Reviewed by Harry Kaplan
Local Baltimore hero Cris Jacobs is at it again. This is his follow up to Dust To Gold. I can’t believe it has been two and a half years since Cris’s last release. I honestly thought is was about a year. That gives you all some indication about my incredible ability to underestimate time. A sign of getting older, I guess. I must say , the sound of Color Where You Are is done in a very similar style to Dust To Gold. This current offering may be even more understated than the last one.
I like the pace and levels of Color Where You Are. It is a very easy listen with a plethora of beautiful sound waves crashing throughout the entire 45 minute collection. Style wise, it is somewhere between Mississippi John Hurt, Little Feat, Bruce Hornsby and JJ Cale. A little country and a little rock and roll. Maybe some delta blues and folk thrown is to round out the pot. You may read a lot of albums that mix many styles as a “gumbo”. I would definitely classify this one as a gumbo. A mixture of many ingredients that once assembled, create an entirely unique product.
Cris has has a good run over the past couple of years. He is definitely getting a lot of recognition out of the Baltimore/DC metro area. We have known how talented Cris is for years now. It’s time for the rest of the world to find out just how good Cris and the band are. And as good as they are on the album, they are even better live. Cris has a stage presence that is large. He definitely holds his own whether he is playing in front of a few hundred people or playing in front of multiple thousands of fans as he did last year at Anthem when he opened the show for Sturgill Simpson and Willie Nelson. That is some pretty esteemed company. I wonder if Cris spent any time on Willie’s tour bus after the show. I will have to ask him that.
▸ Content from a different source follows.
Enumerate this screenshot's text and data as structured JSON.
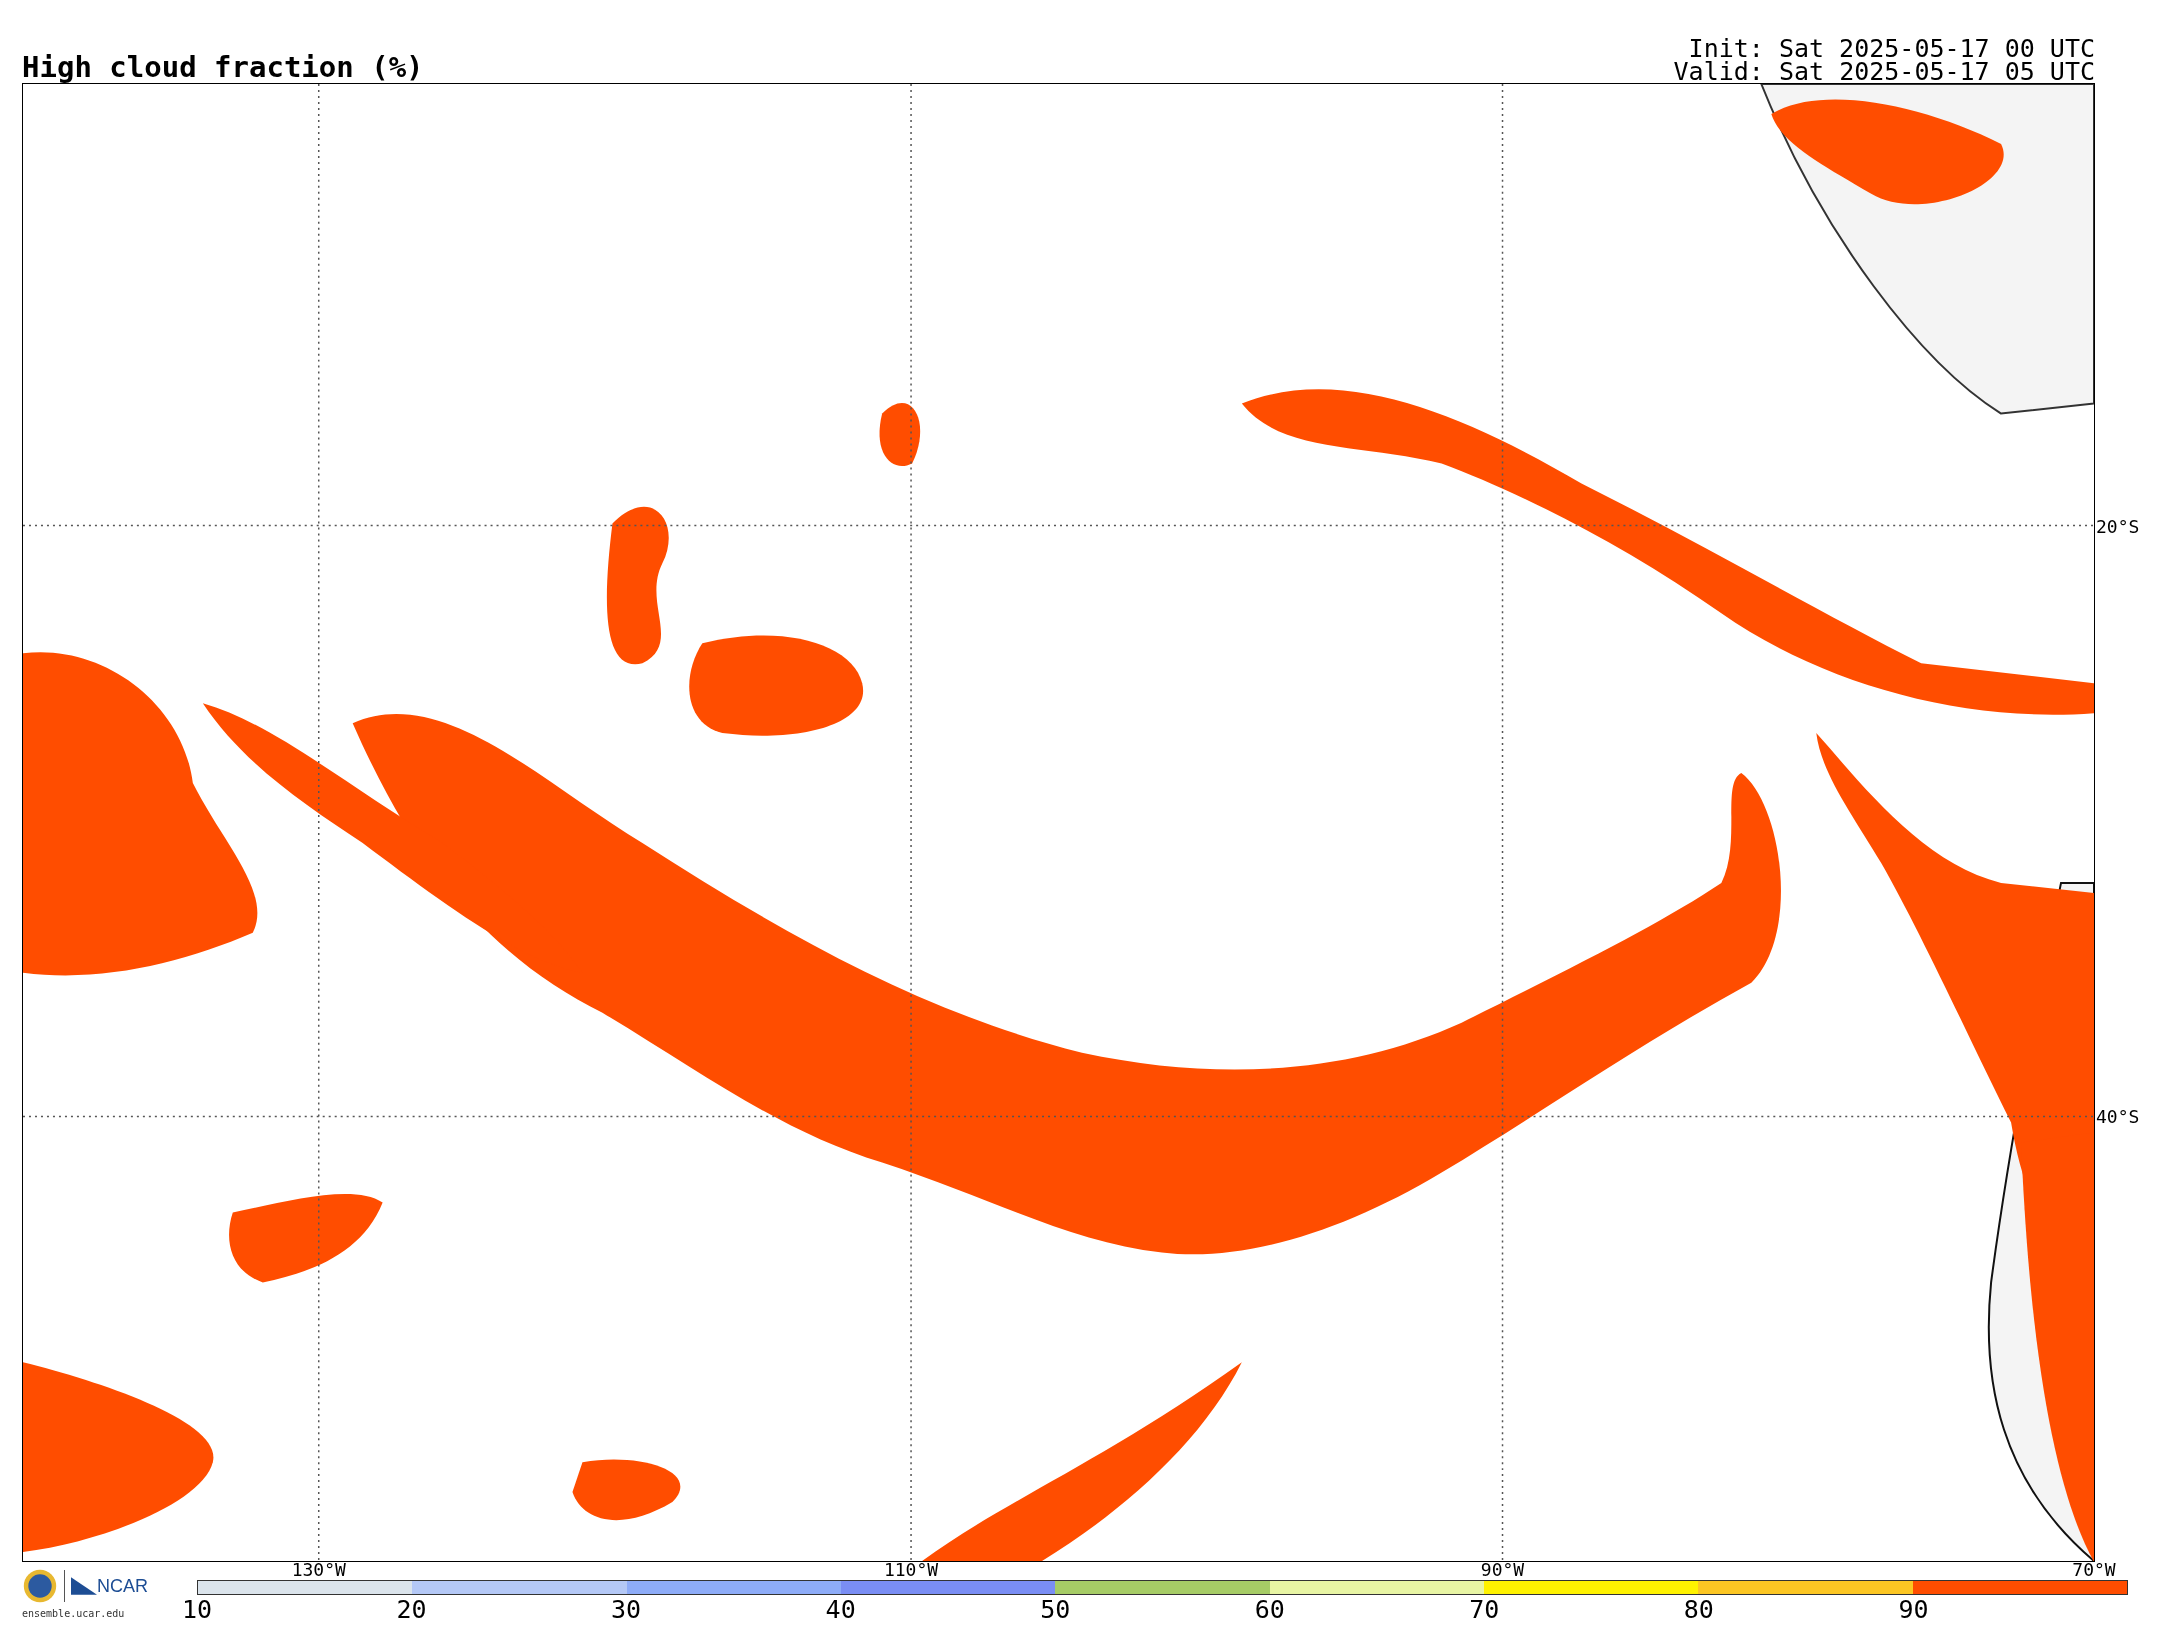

Talk about some understated energy, listen no further than Rooster Coop (Track 6). Lowell George would be loving this if he were alive today. This song definitely pays homage to the great Mr. George, who just had a birthday on April 13th. Coincidence? I think not. The number starts out with some mid tempo funk and slide that is right down my parkway. It’s almost as if the song is hiding something. It’s trying to keep the lid on the energy that is effervescing all over. I keep waiting for the whole thing to go into total chaos, but Cris is a pro and he and the band know how to get the most out of the sound and the chemistry without losing control.
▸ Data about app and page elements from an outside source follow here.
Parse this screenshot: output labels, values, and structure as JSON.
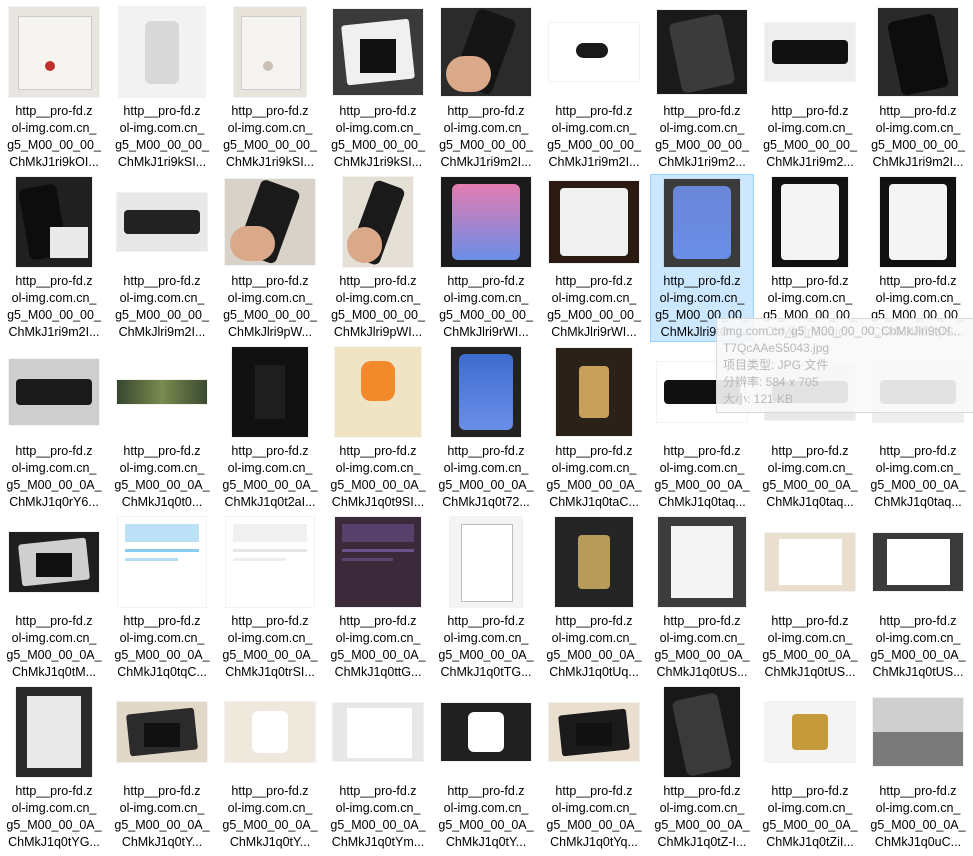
{
  "explorer": {
    "items": [
      {
        "line1": "http__pro-fd.z",
        "line2": "ol-img.com.cn_",
        "line3": "g5_M00_00_00_",
        "line4": "ChMkJ1ri9kOI...",
        "thumb": {
          "w": 90,
          "h": 90,
          "bg": "#e9e6e2",
          "fg": "#c0302a",
          "kind": "box"
        }
      },
      {
        "line1": "http__pro-fd.z",
        "line2": "ol-img.com.cn_",
        "line3": "g5_M00_00_00_",
        "line4": "ChMkJ1ri9kSI...",
        "thumb": {
          "w": 86,
          "h": 90,
          "bg": "#f2f2f2",
          "fg": "#d8d8d8",
          "kind": "charger"
        }
      },
      {
        "line1": "http__pro-fd.z",
        "line2": "ol-img.com.cn_",
        "line3": "g5_M00_00_00_",
        "line4": "ChMkJ1ri9kSI...",
        "thumb": {
          "w": 72,
          "h": 90,
          "bg": "#e8e4dc",
          "fg": "#c9c2b5",
          "kind": "box"
        }
      },
      {
        "line1": "http__pro-fd.z",
        "line2": "ol-img.com.cn_",
        "line3": "g5_M00_00_00_",
        "line4": "ChMkJ1ri9kSI...",
        "thumb": {
          "w": 90,
          "h": 86,
          "bg": "#3a3a3a",
          "fg": "#f0f0f0",
          "kind": "phonebox"
        }
      },
      {
        "line1": "http__pro-fd.z",
        "line2": "ol-img.com.cn_",
        "line3": "g5_M00_00_00_",
        "line4": "ChMkJ1ri9m2I...",
        "thumb": {
          "w": 90,
          "h": 88,
          "bg": "#2b2b2b",
          "fg": "#151515",
          "kind": "hand"
        }
      },
      {
        "line1": "http__pro-fd.z",
        "line2": "ol-img.com.cn_",
        "line3": "g5_M00_00_00_",
        "line4": "ChMkJ1ri9m2I...",
        "thumb": {
          "w": 90,
          "h": 58,
          "bg": "#ffffff",
          "fg": "#1a1a1a",
          "kind": "camera"
        }
      },
      {
        "line1": "http__pro-fd.z",
        "line2": "ol-img.com.cn_",
        "line3": "g5_M00_00_00_",
        "line4": "ChMkJ1ri9m2...",
        "thumb": {
          "w": 90,
          "h": 84,
          "bg": "#1a1a1a",
          "fg": "#3b3b3b",
          "kind": "phone"
        }
      },
      {
        "line1": "http__pro-fd.z",
        "line2": "ol-img.com.cn_",
        "line3": "g5_M00_00_00_",
        "line4": "ChMkJ1ri9m2...",
        "thumb": {
          "w": 90,
          "h": 58,
          "bg": "#eeeeee",
          "fg": "#111111",
          "kind": "phoneflat"
        }
      },
      {
        "line1": "http__pro-fd.z",
        "line2": "ol-img.com.cn_",
        "line3": "g5_M00_00_00_",
        "line4": "ChMkJ1ri9m2I...",
        "thumb": {
          "w": 80,
          "h": 88,
          "bg": "#2a2a2a",
          "fg": "#0d0d0d",
          "kind": "phone"
        }
      },
      {
        "line1": "http__pro-fd.z",
        "line2": "ol-img.com.cn_",
        "line3": "g5_M00_00_00_",
        "line4": "ChMkJ1ri9m2I...",
        "thumb": {
          "w": 76,
          "h": 90,
          "bg": "#202020",
          "fg": "#e9e9e9",
          "kind": "phonewhite"
        }
      },
      {
        "line1": "http__pro-fd.z",
        "line2": "ol-img.com.cn_",
        "line3": "g5_M00_00_00_",
        "line4": "ChMkJlri9m2I...",
        "thumb": {
          "w": 90,
          "h": 58,
          "bg": "#e8e8e8",
          "fg": "#222222",
          "kind": "phoneflat"
        }
      },
      {
        "line1": "http__pro-fd.z",
        "line2": "ol-img.com.cn_",
        "line3": "g5_M00_00_00_",
        "line4": "ChMkJlri9pW...",
        "thumb": {
          "w": 90,
          "h": 86,
          "bg": "#d8d2c8",
          "fg": "#1a1a1a",
          "kind": "hand"
        }
      },
      {
        "line1": "http__pro-fd.z",
        "line2": "ol-img.com.cn_",
        "line3": "g5_M00_00_00_",
        "line4": "ChMkJlri9pWI...",
        "thumb": {
          "w": 70,
          "h": 90,
          "bg": "#e5e0d6",
          "fg": "#1a1a1a",
          "kind": "hand"
        }
      },
      {
        "line1": "http__pro-fd.z",
        "line2": "ol-img.com.cn_",
        "line3": "g5_M00_00_00_",
        "line4": "ChMkJlri9rWI...",
        "thumb": {
          "w": 90,
          "h": 90,
          "bg": "#1b1b1b",
          "fg": "#e47bb0",
          "kind": "screen"
        }
      },
      {
        "line1": "http__pro-fd.z",
        "line2": "ol-img.com.cn_",
        "line3": "g5_M00_00_00_",
        "line4": "ChMkJlri9rWI...",
        "thumb": {
          "w": 90,
          "h": 82,
          "bg": "#2a1a12",
          "fg": "#f0f0f0",
          "kind": "screenwhite"
        }
      },
      {
        "line1": "http__pro-fd.z",
        "line2": "ol-img.com.cn_",
        "line3": "g5_M00_00_00_",
        "line4": "ChMkJlri9tOI...",
        "thumb": {
          "w": 76,
          "h": 88,
          "bg": "#3b3b3b",
          "fg": "#6a86d8",
          "kind": "screen"
        }
      },
      {
        "line1": "http__pro-fd.z",
        "line2": "ol-img.com.cn_",
        "line3": "g5_M00_00_00_",
        "line4": "ChMkJlri9uqIc...",
        "thumb": {
          "w": 76,
          "h": 90,
          "bg": "#111111",
          "fg": "#f4f4f4",
          "kind": "screenwhite"
        }
      },
      {
        "line1": "http__pro-fd.z",
        "line2": "ol-img.com.cn_",
        "line3": "g5_M00_00_00_",
        "line4": "ChMkJlri9uqIS...",
        "thumb": {
          "w": 76,
          "h": 90,
          "bg": "#111111",
          "fg": "#f4f4f4",
          "kind": "screenwhite"
        }
      },
      {
        "line1": "http__pro-fd.z",
        "line2": "ol-img.com.cn_",
        "line3": "g5_M00_00_0A_",
        "line4": "ChMkJ1q0rY6...",
        "thumb": {
          "w": 90,
          "h": 66,
          "bg": "#cfcfcf",
          "fg": "#1a1a1a",
          "kind": "phoneflat"
        }
      },
      {
        "line1": "http__pro-fd.z",
        "line2": "ol-img.com.cn_",
        "line3": "g5_M00_00_0A_",
        "line4": "ChMkJ1q0t0...",
        "thumb": {
          "w": 90,
          "h": 24,
          "bg": "#3b4a3a",
          "fg": "#c9b36a",
          "kind": "game"
        }
      },
      {
        "line1": "http__pro-fd.z",
        "line2": "ol-img.com.cn_",
        "line3": "g5_M00_00_0A_",
        "line4": "ChMkJ1q0t2aI...",
        "thumb": {
          "w": 76,
          "h": 90,
          "bg": "#111111",
          "fg": "#1e1e1e",
          "kind": "dark"
        }
      },
      {
        "line1": "http__pro-fd.z",
        "line2": "ol-img.com.cn_",
        "line3": "g5_M00_00_0A_",
        "line4": "ChMkJ1q0t9SI...",
        "thumb": {
          "w": 86,
          "h": 90,
          "bg": "#efe4c4",
          "fg": "#f2892a",
          "kind": "app"
        }
      },
      {
        "line1": "http__pro-fd.z",
        "line2": "ol-img.com.cn_",
        "line3": "g5_M00_00_0A_",
        "line4": "ChMkJ1q0t72...",
        "thumb": {
          "w": 70,
          "h": 90,
          "bg": "#222222",
          "fg": "#3d6ccf",
          "kind": "screen"
        }
      },
      {
        "line1": "http__pro-fd.z",
        "line2": "ol-img.com.cn_",
        "line3": "g5_M00_00_0A_",
        "line4": "ChMkJ1q0taC...",
        "thumb": {
          "w": 76,
          "h": 88,
          "bg": "#2a2218",
          "fg": "#c8a05a",
          "kind": "gold"
        }
      },
      {
        "line1": "http__pro-fd.z",
        "line2": "ol-img.com.cn_",
        "line3": "g5_M00_00_0A_",
        "line4": "ChMkJ1q0taq...",
        "thumb": {
          "w": 90,
          "h": 60,
          "bg": "#ffffff",
          "fg": "#101010",
          "kind": "phoneflat"
        }
      },
      {
        "line1": "http__pro-fd.z",
        "line2": "ol-img.com.cn_",
        "line3": "g5_M00_00_0A_",
        "line4": "ChMkJ1q0taq...",
        "thumb": {
          "w": 90,
          "h": 56,
          "bg": "#e8e8e8",
          "fg": "#222222",
          "kind": "phoneflat"
        }
      },
      {
        "line1": "http__pro-fd.z",
        "line2": "ol-img.com.cn_",
        "line3": "g5_M00_00_0A_",
        "line4": "ChMkJ1q0taq...",
        "thumb": {
          "w": 90,
          "h": 60,
          "bg": "#eeeeee",
          "fg": "#1b1b1b",
          "kind": "phoneflat"
        }
      },
      {
        "line1": "http__pro-fd.z",
        "line2": "ol-img.com.cn_",
        "line3": "g5_M00_00_0A_",
        "line4": "ChMkJ1q0tM...",
        "thumb": {
          "w": 90,
          "h": 60,
          "bg": "#1e1e1e",
          "fg": "#cfcfcf",
          "kind": "phonebox"
        }
      },
      {
        "line1": "http__pro-fd.z",
        "line2": "ol-img.com.cn_",
        "line3": "g5_M00_00_0A_",
        "line4": "ChMkJ1q0tqC...",
        "thumb": {
          "w": 88,
          "h": 90,
          "bg": "#ffffff",
          "fg": "#3fa9e6",
          "kind": "ui"
        }
      },
      {
        "line1": "http__pro-fd.z",
        "line2": "ol-img.com.cn_",
        "line3": "g5_M00_00_0A_",
        "line4": "ChMkJ1q0trSI...",
        "thumb": {
          "w": 88,
          "h": 90,
          "bg": "#ffffff",
          "fg": "#d4d4d4",
          "kind": "ui"
        }
      },
      {
        "line1": "http__pro-fd.z",
        "line2": "ol-img.com.cn_",
        "line3": "g5_M00_00_0A_",
        "line4": "ChMkJ1q0ttG...",
        "thumb": {
          "w": 86,
          "h": 90,
          "bg": "#3b2a3a",
          "fg": "#8a6cc6",
          "kind": "ui"
        }
      },
      {
        "line1": "http__pro-fd.z",
        "line2": "ol-img.com.cn_",
        "line3": "g5_M00_00_0A_",
        "line4": "ChMkJ1q0tTG...",
        "thumb": {
          "w": 72,
          "h": 90,
          "bg": "#f4f4f4",
          "fg": "#bdbdbd",
          "kind": "doc"
        }
      },
      {
        "line1": "http__pro-fd.z",
        "line2": "ol-img.com.cn_",
        "line3": "g5_M00_00_0A_",
        "line4": "ChMkJ1q0tUq...",
        "thumb": {
          "w": 78,
          "h": 90,
          "bg": "#252525",
          "fg": "#b89c5a",
          "kind": "gold"
        }
      },
      {
        "line1": "http__pro-fd.z",
        "line2": "ol-img.com.cn_",
        "line3": "g5_M00_00_0A_",
        "line4": "ChMkJ1q0tUS...",
        "thumb": {
          "w": 88,
          "h": 90,
          "bg": "#3c3c3c",
          "fg": "#f5f5f5",
          "kind": "boxwhite"
        }
      },
      {
        "line1": "http__pro-fd.z",
        "line2": "ol-img.com.cn_",
        "line3": "g5_M00_00_0A_",
        "line4": "ChMkJ1q0tUS...",
        "thumb": {
          "w": 90,
          "h": 58,
          "bg": "#eadfcf",
          "fg": "#ffffff",
          "kind": "boxwhite"
        }
      },
      {
        "line1": "http__pro-fd.z",
        "line2": "ol-img.com.cn_",
        "line3": "g5_M00_00_0A_",
        "line4": "ChMkJ1q0tUS...",
        "thumb": {
          "w": 90,
          "h": 58,
          "bg": "#3a3a3a",
          "fg": "#ffffff",
          "kind": "boxwhite"
        }
      },
      {
        "line1": "http__pro-fd.z",
        "line2": "ol-img.com.cn_",
        "line3": "g5_M00_00_0A_",
        "line4": "ChMkJ1q0tYG...",
        "thumb": {
          "w": 76,
          "h": 90,
          "bg": "#2a2a2a",
          "fg": "#e9e9e9",
          "kind": "boxwhite"
        }
      },
      {
        "line1": "http__pro-fd.z",
        "line2": "ol-img.com.cn_",
        "line3": "g5_M00_00_0A_",
        "line4": "ChMkJ1q0tY...",
        "thumb": {
          "w": 90,
          "h": 60,
          "bg": "#e1d8c8",
          "fg": "#2b2b2b",
          "kind": "phonebox"
        }
      },
      {
        "line1": "http__pro-fd.z",
        "line2": "ol-img.com.cn_",
        "line3": "g5_M00_00_0A_",
        "line4": "ChMkJ1q0tY...",
        "thumb": {
          "w": 90,
          "h": 60,
          "bg": "#efe8dc",
          "fg": "#ffffff",
          "kind": "charger"
        }
      },
      {
        "line1": "http__pro-fd.z",
        "line2": "ol-img.com.cn_",
        "line3": "g5_M00_00_0A_",
        "line4": "ChMkJ1q0tYm...",
        "thumb": {
          "w": 90,
          "h": 58,
          "bg": "#e7e7e7",
          "fg": "#ffffff",
          "kind": "doc"
        }
      },
      {
        "line1": "http__pro-fd.z",
        "line2": "ol-img.com.cn_",
        "line3": "g5_M00_00_0A_",
        "line4": "ChMkJ1q0tY...",
        "thumb": {
          "w": 90,
          "h": 58,
          "bg": "#202020",
          "fg": "#ffffff",
          "kind": "charger"
        }
      },
      {
        "line1": "http__pro-fd.z",
        "line2": "ol-img.com.cn_",
        "line3": "g5_M00_00_0A_",
        "line4": "ChMkJ1q0tYq...",
        "thumb": {
          "w": 90,
          "h": 58,
          "bg": "#eadfcf",
          "fg": "#1b1b1b",
          "kind": "phonebox"
        }
      },
      {
        "line1": "http__pro-fd.z",
        "line2": "ol-img.com.cn_",
        "line3": "g5_M00_00_0A_",
        "line4": "ChMkJ1q0tZ-I...",
        "thumb": {
          "w": 76,
          "h": 90,
          "bg": "#181818",
          "fg": "#3a3a3a",
          "kind": "phone"
        }
      },
      {
        "line1": "http__pro-fd.z",
        "line2": "ol-img.com.cn_",
        "line3": "g5_M00_00_0A_",
        "line4": "ChMkJ1q0tZiI...",
        "thumb": {
          "w": 90,
          "h": 60,
          "bg": "#f4f4f4",
          "fg": "#c49a3a",
          "kind": "gold"
        }
      },
      {
        "line1": "http__pro-fd.z",
        "line2": "ol-img.com.cn_",
        "line3": "g5_M00_00_0A_",
        "line4": "ChMkJ1q0uC...",
        "thumb": {
          "w": 90,
          "h": 68,
          "bg": "#cfcfcf",
          "fg": "#7a7a7a",
          "kind": "photo"
        }
      }
    ],
    "selected_index": 15,
    "tooltip": {
      "line1": "img.com.cn_g5_M00_00_00_ChMkJlri9tOI...",
      "line2": "T7QcAAeS5043.jpg",
      "line3": "项目类型: JPG 文件",
      "line4": "分辨率: 584 x 705",
      "line5": "大小: 121 KB"
    }
  }
}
I mentioned the influence of the blues from the Mississippi Delta. Cris and the crack band are all students of the blues and used those acoustic blues riffs to create a mood that takes the listener to a far away place where the river is in charge. Buffalo Girl (Track 3) begins like a song from John Hurt or Furry Lewis. It quickly morphs into a a slower rock number when the other instruments are added to the mix. I absolutely love the sound and vibe of this song. Not only is played brilliantly, but the lyrics and vocals work so well together.
I have pined for years that a legitimate band or artist will come from Baltimore and we got ’em. Yes, we don’t have to look any further than Cris Jacobs, a local boy who made it to the top. We don’t have to wish anymore. Let’s live in the moment and support our local hero.